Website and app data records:
━━━━━━━━━━━━━━━━━━━━
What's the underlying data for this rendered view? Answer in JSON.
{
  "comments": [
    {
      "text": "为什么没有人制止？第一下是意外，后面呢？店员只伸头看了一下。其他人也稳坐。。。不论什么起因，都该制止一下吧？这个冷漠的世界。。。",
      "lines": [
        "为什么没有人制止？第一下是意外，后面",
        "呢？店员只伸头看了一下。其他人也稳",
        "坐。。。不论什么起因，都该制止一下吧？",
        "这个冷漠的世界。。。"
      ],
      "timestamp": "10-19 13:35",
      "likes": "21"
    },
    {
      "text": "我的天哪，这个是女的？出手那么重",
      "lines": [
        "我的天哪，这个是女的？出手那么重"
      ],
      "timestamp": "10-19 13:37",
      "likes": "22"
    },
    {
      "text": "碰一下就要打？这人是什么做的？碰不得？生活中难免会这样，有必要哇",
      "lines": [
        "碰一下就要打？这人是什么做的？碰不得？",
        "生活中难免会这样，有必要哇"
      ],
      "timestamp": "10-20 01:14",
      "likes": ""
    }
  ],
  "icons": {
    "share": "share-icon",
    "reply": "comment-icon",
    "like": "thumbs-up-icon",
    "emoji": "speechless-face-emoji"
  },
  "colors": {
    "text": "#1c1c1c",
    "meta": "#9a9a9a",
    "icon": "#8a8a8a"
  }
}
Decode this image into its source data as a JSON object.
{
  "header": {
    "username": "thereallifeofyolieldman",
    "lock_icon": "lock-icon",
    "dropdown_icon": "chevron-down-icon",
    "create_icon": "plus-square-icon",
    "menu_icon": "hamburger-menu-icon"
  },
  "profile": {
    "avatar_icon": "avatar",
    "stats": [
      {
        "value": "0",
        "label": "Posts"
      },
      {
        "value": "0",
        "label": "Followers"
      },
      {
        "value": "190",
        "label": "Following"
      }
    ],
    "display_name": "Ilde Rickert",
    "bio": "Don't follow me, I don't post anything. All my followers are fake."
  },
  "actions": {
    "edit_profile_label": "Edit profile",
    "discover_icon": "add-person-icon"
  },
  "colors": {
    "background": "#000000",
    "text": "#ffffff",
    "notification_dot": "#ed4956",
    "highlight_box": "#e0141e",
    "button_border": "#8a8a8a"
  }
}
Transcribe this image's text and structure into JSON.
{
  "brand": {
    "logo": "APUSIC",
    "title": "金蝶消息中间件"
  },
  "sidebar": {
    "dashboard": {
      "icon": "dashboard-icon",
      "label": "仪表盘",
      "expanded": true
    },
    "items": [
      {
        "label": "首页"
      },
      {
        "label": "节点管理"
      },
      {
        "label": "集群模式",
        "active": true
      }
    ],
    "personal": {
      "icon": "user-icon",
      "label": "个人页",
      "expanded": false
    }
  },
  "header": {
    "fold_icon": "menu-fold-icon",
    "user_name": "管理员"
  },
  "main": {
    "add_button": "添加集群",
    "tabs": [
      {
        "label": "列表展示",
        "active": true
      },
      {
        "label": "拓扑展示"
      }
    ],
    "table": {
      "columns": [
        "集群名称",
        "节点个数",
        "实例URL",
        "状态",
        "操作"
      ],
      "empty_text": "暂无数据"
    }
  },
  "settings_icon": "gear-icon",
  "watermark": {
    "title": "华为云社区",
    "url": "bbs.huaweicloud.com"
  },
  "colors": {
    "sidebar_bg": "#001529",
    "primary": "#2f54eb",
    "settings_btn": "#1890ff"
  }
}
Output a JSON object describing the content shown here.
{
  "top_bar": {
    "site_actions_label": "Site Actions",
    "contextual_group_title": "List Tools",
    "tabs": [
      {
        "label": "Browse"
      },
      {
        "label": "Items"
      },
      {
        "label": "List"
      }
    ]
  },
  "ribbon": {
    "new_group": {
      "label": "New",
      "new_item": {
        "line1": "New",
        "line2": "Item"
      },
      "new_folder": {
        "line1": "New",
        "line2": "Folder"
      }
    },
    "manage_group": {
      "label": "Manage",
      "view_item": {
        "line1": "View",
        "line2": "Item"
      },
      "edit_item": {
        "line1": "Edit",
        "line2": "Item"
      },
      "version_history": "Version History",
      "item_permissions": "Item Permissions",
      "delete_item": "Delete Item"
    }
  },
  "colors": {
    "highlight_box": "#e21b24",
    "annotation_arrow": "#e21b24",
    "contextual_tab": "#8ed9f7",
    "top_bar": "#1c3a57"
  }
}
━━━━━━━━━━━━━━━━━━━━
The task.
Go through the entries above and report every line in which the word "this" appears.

Output of the task.
What's the underlying data for this rendered view? Answer in JSON.
Decode this image into its source data as a JSON object.
Transcribe this image's text and structure into JSON.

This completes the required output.